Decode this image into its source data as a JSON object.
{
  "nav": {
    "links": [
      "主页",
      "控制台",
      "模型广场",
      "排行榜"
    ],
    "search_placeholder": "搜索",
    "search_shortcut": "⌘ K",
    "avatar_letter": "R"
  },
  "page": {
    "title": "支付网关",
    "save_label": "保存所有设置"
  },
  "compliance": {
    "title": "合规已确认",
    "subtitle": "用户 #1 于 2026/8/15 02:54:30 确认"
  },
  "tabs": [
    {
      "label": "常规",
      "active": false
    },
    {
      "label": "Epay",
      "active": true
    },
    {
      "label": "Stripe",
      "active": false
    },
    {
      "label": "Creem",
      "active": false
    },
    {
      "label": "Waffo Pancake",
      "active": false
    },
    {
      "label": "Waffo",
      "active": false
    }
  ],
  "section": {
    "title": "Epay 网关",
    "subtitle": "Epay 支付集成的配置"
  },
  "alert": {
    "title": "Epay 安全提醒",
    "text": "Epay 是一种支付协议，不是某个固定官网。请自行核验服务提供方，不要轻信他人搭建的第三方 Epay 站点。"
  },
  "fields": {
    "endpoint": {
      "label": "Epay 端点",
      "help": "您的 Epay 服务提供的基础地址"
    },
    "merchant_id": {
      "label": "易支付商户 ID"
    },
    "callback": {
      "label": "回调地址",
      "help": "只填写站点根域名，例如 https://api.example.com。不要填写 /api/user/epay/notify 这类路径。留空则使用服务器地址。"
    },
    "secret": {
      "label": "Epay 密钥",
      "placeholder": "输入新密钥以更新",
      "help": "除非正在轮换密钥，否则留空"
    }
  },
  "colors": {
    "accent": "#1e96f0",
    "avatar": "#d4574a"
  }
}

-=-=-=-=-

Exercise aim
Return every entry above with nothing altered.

Answer to this problem
Decode this image into its source data as a JSON object.
{
  "nav": {
    "links": [
      "主页",
      "控制台",
      "模型广场",
      "排行榜"
    ],
    "search_placeholder": "搜索",
    "search_shortcut": "⌘ K",
    "avatar_letter": "R"
  },
  "page": {
    "title": "支付网关",
    "save_label": "保存所有设置"
  },
  "compliance": {
    "title": "合规已确认",
    "subtitle": "用户 #1 于 2026/8/15 02:54:30 确认"
  },
  "tabs": [
    {
      "label": "常规",
      "active": false
    },
    {
      "label": "Epay",
      "active": true
    },
    {
      "label": "Stripe",
      "active": false
    },
    {
      "label": "Creem",
      "active": false
    },
    {
      "label": "Waffo Pancake",
      "active": false
    },
    {
      "label": "Waffo",
      "active": false
    }
  ],
  "section": {
    "title": "Epay 网关",
    "subtitle": "Epay 支付集成的配置"
  },
  "alert": {
    "title": "Epay 安全提醒",
    "text": "Epay 是一种支付协议，不是某个固定官网。请自行核验服务提供方，不要轻信他人搭建的第三方 Epay 站点。"
  },
  "fields": {
    "endpoint": {
      "label": "Epay 端点",
      "help": "您的 Epay 服务提供的基础地址"
    },
    "merchant_id": {
      "label": "易支付商户 ID"
    },
    "callback": {
      "label": "回调地址",
      "help": "只填写站点根域名，例如 https://api.example.com。不要填写 /api/user/epay/notify 这类路径。留空则使用服务器地址。"
    },
    "secret": {
      "label": "Epay 密钥",
      "placeholder": "输入新密钥以更新",
      "help": "除非正在轮换密钥，否则留空"
    }
  },
  "colors": {
    "accent": "#1e96f0",
    "avatar": "#d4574a"
  }
}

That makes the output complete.